Whenever the word "JSON" turns up in a line below, that line should be copied.

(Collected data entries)
———

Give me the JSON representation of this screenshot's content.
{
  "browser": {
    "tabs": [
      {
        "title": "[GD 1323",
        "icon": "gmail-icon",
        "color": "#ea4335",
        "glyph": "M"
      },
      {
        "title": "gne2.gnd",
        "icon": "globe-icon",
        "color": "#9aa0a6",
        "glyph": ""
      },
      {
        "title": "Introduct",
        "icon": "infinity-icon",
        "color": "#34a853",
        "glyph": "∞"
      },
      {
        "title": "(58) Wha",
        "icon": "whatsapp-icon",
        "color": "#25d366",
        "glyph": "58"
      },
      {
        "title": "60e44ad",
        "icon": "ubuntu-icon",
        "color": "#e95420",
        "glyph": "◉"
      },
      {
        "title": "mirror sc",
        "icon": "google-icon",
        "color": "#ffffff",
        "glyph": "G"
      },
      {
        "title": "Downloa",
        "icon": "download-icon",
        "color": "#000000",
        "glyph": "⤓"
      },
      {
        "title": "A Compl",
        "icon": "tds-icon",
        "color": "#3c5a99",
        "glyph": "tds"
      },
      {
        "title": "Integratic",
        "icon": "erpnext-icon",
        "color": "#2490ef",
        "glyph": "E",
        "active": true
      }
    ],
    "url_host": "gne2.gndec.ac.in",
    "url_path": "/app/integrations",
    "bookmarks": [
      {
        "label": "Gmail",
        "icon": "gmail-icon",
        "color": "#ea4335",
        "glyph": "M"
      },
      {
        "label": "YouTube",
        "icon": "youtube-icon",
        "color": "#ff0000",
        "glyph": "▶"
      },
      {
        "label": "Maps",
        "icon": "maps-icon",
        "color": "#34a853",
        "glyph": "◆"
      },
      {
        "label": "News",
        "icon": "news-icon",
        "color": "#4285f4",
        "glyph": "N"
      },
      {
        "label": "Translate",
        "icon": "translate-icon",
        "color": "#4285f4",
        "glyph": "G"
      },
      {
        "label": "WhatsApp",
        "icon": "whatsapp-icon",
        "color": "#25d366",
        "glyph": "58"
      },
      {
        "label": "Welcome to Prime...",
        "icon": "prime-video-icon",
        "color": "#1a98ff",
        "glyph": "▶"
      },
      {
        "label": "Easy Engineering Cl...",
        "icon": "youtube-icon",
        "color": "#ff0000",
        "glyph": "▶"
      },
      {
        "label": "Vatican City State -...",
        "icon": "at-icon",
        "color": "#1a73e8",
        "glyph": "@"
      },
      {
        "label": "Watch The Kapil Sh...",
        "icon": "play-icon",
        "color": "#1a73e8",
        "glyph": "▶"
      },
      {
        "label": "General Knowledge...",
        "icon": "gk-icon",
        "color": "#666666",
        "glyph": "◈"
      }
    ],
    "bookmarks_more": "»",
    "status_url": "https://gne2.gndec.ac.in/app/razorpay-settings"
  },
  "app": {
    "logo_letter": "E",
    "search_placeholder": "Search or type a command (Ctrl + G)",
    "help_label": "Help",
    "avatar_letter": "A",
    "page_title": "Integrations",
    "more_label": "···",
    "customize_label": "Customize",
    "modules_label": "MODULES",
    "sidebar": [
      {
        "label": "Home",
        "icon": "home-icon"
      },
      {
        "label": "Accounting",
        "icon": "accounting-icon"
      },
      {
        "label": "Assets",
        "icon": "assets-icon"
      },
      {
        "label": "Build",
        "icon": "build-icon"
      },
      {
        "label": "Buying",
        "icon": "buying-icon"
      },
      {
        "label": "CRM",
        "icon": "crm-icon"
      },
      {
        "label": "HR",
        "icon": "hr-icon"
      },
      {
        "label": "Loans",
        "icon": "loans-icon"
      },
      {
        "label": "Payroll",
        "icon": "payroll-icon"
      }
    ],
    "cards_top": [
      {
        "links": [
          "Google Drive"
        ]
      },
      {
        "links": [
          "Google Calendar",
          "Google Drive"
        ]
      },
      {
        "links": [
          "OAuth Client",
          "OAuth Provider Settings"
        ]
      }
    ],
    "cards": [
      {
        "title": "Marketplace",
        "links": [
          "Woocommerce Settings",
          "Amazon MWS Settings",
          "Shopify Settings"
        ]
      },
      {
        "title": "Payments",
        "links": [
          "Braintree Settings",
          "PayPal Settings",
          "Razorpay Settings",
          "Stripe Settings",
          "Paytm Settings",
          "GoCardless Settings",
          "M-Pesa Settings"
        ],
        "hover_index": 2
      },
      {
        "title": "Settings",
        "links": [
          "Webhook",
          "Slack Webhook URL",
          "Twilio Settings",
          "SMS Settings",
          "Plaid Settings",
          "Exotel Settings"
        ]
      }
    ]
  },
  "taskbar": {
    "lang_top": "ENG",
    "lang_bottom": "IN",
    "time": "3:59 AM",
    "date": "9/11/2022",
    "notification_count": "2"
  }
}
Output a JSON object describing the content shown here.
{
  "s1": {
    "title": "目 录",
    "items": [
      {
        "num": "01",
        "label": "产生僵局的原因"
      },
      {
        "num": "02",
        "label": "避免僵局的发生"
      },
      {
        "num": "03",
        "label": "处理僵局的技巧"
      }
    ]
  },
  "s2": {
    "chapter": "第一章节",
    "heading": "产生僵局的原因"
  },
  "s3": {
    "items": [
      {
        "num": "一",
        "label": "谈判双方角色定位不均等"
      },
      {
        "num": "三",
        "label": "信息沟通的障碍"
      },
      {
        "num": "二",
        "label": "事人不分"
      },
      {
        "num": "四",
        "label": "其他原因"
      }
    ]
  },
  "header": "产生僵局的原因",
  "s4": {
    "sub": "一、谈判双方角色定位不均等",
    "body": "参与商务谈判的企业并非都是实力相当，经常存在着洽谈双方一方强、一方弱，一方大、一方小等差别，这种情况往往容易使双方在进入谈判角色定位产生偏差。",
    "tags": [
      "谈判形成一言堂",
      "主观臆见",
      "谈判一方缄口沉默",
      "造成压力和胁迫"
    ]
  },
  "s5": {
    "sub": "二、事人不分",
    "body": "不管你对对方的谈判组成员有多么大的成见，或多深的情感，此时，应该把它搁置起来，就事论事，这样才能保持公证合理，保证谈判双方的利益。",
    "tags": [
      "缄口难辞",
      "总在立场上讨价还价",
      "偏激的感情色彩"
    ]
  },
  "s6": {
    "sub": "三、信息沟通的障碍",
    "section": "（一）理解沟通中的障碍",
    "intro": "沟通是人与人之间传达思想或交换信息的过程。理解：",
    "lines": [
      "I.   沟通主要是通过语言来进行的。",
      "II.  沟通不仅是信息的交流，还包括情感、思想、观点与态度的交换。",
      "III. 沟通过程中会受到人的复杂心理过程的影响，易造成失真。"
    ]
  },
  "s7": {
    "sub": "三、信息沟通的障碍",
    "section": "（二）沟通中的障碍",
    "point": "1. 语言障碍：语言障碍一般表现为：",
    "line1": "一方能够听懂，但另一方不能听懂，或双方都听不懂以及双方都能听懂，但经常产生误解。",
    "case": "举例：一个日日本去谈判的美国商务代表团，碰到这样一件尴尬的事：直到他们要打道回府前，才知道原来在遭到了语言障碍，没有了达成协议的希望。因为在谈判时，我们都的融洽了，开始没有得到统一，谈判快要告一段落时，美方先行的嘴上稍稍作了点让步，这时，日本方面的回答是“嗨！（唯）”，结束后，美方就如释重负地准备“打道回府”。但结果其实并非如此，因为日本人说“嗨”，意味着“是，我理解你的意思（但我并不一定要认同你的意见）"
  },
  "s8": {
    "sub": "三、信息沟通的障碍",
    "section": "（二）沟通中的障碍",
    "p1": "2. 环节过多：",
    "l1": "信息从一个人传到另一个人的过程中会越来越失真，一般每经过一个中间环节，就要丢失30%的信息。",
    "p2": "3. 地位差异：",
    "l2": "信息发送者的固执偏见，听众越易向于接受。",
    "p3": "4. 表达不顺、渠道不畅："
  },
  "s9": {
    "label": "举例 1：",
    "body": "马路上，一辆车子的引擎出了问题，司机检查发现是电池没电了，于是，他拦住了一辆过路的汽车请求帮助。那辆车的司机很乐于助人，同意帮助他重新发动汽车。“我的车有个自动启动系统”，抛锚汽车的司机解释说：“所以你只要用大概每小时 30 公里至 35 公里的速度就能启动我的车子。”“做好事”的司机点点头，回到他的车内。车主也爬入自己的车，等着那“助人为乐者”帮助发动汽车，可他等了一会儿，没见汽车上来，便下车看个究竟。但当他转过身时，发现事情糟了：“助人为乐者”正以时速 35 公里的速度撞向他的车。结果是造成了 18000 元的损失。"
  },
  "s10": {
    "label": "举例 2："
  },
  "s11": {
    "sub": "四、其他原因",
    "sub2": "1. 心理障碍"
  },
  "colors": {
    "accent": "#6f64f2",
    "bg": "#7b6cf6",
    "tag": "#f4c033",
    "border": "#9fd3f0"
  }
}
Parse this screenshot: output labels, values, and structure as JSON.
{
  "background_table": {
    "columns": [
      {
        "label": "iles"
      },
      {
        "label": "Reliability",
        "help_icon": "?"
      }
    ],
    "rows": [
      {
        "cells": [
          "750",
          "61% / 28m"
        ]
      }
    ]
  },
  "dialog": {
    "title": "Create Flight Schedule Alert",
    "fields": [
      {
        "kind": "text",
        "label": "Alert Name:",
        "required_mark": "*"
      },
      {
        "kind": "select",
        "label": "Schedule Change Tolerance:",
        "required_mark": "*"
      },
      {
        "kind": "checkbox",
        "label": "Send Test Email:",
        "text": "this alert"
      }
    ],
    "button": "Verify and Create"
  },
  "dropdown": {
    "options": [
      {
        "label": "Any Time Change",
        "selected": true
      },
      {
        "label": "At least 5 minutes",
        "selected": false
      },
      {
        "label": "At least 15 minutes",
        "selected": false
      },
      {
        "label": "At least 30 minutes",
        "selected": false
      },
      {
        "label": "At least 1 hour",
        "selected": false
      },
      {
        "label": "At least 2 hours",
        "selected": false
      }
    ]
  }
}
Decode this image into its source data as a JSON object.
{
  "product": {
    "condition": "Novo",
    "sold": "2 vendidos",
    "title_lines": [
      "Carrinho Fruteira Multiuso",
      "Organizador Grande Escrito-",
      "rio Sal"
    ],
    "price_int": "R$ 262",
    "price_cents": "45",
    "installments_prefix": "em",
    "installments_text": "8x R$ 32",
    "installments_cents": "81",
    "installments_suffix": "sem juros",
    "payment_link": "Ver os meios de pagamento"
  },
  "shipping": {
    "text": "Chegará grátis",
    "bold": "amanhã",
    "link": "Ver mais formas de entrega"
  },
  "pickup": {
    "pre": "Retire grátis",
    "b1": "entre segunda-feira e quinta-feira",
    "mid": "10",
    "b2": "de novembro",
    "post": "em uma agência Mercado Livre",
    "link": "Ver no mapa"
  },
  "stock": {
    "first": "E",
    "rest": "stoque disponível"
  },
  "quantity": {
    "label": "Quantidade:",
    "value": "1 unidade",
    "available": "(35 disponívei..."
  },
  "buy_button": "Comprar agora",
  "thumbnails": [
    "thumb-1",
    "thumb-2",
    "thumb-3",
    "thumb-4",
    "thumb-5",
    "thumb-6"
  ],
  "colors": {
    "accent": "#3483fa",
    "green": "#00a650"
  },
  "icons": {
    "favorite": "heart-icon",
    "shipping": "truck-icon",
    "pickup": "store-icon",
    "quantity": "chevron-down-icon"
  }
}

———

## Task result
Give me the JSON representation of this screenshot's content.
Output a JSON object describing the content shown here.
Parse this screenshot: output labels, values, and structure as JSON.
Decode this image into its source data as a JSON object.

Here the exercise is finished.